Related to the landmark Tennessee Supreme Court decision that expands the class of persons protected from negligent exposure to hazardous workplace materials, there's a similar case in Texas which highlights one of the many problems with tort "reform":
Alcoa argued that, because it couldn’t be proved that the company tried to intentionally harm Farwell’s client, there was no claim and moved for summary dismissal on those grounds. Under Texas law, an employee can only sue for intentionally causing harm, not negligence, while they are alive. Only after an employee dies can survivors make a claim, and then only for punitive damages, which are capped in Texas.
Tort "reforms" take away your rights to pursue justice, plain and simple. And say what you want about trial lawyers, until you need one.

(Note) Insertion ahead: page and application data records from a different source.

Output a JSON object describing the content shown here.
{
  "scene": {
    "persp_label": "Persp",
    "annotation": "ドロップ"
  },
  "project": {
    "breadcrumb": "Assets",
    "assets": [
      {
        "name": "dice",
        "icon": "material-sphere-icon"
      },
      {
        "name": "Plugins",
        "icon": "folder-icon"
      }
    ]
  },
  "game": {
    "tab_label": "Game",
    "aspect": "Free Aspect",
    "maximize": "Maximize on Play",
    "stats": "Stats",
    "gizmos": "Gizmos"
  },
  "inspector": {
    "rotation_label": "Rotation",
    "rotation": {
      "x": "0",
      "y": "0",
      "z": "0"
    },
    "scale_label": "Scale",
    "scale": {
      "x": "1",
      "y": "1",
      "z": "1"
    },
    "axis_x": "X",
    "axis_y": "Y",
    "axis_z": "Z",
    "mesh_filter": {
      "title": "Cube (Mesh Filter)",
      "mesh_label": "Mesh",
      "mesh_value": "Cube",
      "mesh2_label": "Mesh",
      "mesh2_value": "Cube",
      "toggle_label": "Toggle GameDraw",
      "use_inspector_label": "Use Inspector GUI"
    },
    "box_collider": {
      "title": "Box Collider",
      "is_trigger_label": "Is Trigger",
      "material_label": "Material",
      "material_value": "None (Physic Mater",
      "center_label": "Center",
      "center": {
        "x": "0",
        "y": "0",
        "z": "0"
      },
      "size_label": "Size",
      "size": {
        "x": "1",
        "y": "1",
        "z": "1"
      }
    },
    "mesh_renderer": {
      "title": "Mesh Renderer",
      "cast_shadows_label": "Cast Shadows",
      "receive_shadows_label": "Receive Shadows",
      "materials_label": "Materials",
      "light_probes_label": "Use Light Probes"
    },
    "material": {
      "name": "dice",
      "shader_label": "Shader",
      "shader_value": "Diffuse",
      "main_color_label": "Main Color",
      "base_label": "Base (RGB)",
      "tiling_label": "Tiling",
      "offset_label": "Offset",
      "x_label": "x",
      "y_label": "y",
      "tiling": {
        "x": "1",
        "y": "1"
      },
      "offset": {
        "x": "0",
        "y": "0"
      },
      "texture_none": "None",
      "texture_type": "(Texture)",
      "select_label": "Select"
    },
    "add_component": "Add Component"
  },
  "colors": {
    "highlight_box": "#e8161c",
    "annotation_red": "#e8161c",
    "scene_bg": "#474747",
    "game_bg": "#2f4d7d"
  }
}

They are frequently the last, or only, line of defense between big corporations and average citizens, and the only way many can get justice.
- DTV hosts Dr. Bob Kronick on the subject of community schools tonight. (3 replies)
- L.A. wants their school iPad money back (6 replies)
- A word before you rush out to buy those plants.... (5 replies)
- Vertical farm can make 44,000 pounds of tomatoes on the side of a parking lot (7 replies)
- Cumberland Ave. Redesign Detour/Closure (147 replies)
- Last ditch appeal to resurrect Insure Tennessee Medicaid expansion (5 replies)
- 2015 Shootings in Knox County, TN (27 replies)
- Allergies are kicking my butt this spring (11 replies)
- Need Your Opinion -- Why live in Knoxville and Where? (85 replies)
- What gives "conservatives" a bad name (15 replies)
- Downtown street musicians (6 replies)
- Santa Gov wants to give FedEx an early Christmas present (10 replies)